The A-Kinase Anchor Protein AKAP 75 (formerly designated bovine brain P75) is a particulate brain protein that avidly binds the regulatory subunit (RIIβ) of cAMP-dependent protein kinase IIβ (Bregman, D. B., Hirsch, A. H. and Rubin, C. S. (1991) J. Biol. Chem. 266, 7207-7213). The formation of stable AKAP 75 · RIIβ complexes provides a potential mechanism for targeting physiological signals carried by cAMP to specific effector sites within neurons and other brain cells. We have now cloned and characterized the AKAP 75 gene. Its coding sequence is novel and unexpectedly short (1284 base pairs) and contains no introns. When the AKAP 75 gene was transfected into HEK 293 cells, a new RIIβ-binding protein with an apparent M(r) of 75,000 accumulated. A high proportion (~65%) of the AKAP 75 gene product was excluded from the cytoplasm and was recovered in the 40,000 x g pellet derived from disrupted transfected cells. In contrast, cells transfected with a construct encoding 249 amino acids from the central and C-terminal regions of AKAP 75 produced an RIIβ-binding protein (apparent M(r) = 45,000) that was exclusively cytosolic. AKAP 75 is a novel protein composed of only 428 amino acid residues (M(r) = 47,878). A highly acidic C-terminal region mediates the binding of RIIβ (and cAMP-dependent protein kinase IIβ), whereas a positively charged N-terminal segment contains structural features that are essential for the association of AKAP 75 with the cytoskeleton and/or intracellular membranes.

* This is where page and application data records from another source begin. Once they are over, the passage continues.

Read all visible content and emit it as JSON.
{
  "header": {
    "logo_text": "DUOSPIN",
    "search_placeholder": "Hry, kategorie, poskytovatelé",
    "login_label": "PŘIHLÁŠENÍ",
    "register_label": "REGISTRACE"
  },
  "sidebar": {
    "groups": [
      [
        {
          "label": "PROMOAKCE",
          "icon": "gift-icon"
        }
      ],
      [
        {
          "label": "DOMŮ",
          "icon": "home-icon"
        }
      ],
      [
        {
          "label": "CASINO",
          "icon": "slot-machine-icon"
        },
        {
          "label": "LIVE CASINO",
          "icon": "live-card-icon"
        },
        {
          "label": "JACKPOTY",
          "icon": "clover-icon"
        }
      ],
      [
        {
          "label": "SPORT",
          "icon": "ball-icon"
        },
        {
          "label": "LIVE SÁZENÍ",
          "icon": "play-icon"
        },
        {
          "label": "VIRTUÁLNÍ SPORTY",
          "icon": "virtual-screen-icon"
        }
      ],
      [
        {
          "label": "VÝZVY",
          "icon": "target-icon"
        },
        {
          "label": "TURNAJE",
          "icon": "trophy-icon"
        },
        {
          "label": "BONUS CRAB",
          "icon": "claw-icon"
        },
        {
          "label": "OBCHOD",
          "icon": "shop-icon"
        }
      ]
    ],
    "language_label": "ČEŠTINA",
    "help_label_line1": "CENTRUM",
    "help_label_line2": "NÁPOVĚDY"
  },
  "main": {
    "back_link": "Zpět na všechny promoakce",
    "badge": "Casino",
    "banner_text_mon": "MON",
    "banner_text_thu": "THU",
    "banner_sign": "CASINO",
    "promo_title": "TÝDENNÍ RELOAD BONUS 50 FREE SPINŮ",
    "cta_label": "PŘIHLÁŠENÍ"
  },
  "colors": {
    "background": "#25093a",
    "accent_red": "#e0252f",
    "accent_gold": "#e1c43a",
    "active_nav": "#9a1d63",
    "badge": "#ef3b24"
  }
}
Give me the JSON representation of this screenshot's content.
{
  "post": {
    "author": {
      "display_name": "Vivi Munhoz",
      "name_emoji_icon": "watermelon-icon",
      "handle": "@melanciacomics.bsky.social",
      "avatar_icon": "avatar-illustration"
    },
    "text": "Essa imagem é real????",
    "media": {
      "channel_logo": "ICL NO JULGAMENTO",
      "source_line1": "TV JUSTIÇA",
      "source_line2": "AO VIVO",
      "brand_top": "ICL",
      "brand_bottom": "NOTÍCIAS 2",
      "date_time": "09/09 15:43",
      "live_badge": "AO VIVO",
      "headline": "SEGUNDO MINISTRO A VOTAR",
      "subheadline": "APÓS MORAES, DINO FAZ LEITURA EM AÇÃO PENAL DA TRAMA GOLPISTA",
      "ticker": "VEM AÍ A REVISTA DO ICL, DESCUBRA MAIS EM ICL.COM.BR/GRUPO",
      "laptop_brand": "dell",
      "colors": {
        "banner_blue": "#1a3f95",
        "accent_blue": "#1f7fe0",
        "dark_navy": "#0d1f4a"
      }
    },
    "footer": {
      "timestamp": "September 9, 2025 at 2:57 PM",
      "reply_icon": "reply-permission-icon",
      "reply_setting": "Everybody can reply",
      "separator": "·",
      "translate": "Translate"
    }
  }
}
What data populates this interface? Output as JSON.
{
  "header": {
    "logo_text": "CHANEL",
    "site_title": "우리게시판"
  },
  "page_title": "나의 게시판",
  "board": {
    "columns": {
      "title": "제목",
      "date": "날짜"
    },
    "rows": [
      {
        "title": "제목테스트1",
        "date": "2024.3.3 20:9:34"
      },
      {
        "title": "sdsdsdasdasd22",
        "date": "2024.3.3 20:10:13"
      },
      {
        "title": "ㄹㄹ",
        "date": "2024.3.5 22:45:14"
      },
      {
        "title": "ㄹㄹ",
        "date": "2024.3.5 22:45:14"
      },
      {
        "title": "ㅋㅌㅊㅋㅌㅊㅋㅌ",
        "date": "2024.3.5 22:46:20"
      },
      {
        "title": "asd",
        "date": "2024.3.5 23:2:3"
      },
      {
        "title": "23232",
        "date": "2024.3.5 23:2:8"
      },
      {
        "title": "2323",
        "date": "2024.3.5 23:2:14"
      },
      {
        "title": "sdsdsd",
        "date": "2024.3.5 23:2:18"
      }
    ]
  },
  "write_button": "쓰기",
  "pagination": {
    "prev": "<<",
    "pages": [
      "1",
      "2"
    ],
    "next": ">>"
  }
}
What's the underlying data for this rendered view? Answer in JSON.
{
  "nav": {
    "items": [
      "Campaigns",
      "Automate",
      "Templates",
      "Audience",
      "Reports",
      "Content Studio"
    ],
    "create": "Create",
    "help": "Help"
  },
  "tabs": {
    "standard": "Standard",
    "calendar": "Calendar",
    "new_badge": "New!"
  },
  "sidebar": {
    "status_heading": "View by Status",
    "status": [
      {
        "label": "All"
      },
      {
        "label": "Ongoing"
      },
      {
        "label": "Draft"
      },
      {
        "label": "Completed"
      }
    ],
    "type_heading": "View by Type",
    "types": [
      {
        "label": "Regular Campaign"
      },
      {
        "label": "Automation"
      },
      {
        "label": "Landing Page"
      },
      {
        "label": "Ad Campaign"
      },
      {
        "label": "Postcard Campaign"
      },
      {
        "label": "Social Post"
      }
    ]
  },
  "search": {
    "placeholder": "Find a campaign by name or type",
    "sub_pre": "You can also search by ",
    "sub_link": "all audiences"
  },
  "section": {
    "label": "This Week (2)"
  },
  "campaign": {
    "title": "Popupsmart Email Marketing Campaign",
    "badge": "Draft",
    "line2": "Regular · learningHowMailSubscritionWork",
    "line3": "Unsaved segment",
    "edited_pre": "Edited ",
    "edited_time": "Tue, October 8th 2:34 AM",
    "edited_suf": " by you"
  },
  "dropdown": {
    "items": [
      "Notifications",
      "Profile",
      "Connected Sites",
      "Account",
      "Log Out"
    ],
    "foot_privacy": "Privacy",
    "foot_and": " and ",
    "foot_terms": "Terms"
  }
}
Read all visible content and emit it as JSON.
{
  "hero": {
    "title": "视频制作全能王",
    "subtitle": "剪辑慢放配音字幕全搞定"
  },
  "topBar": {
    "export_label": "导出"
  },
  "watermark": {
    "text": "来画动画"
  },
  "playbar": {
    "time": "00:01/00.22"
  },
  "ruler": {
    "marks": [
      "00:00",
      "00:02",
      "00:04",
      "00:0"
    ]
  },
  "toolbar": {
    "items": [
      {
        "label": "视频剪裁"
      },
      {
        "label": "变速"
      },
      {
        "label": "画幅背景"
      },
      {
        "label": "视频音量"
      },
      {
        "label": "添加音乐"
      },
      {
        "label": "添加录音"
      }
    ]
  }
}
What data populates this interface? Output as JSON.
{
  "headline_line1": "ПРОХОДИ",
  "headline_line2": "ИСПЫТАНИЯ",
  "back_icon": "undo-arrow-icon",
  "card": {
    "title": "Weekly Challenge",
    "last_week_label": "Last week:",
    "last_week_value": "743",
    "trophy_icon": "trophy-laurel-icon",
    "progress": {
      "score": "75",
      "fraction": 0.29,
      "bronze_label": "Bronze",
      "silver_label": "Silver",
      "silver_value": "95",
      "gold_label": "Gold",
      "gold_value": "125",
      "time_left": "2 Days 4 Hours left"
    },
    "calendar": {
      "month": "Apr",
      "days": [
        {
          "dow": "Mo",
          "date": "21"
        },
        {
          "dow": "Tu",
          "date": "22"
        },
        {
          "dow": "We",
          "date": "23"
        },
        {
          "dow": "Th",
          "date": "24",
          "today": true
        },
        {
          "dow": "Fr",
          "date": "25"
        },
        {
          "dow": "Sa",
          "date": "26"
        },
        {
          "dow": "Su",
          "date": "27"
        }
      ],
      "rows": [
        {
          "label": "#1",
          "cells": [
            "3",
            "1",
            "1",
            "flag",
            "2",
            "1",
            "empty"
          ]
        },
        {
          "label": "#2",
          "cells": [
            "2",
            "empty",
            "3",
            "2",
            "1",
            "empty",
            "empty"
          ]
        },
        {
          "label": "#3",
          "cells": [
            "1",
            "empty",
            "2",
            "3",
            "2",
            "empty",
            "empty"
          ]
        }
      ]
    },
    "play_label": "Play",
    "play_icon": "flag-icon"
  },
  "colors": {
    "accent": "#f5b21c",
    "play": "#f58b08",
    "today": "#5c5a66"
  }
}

|Original language||English (US)|
|Number of pages||4|
|Journal||Journal of Biological Chemistry|
|State||Published - Jan 1 1992|
ASJC Scopus subject areas
- Molecular Biology
- Cell Biology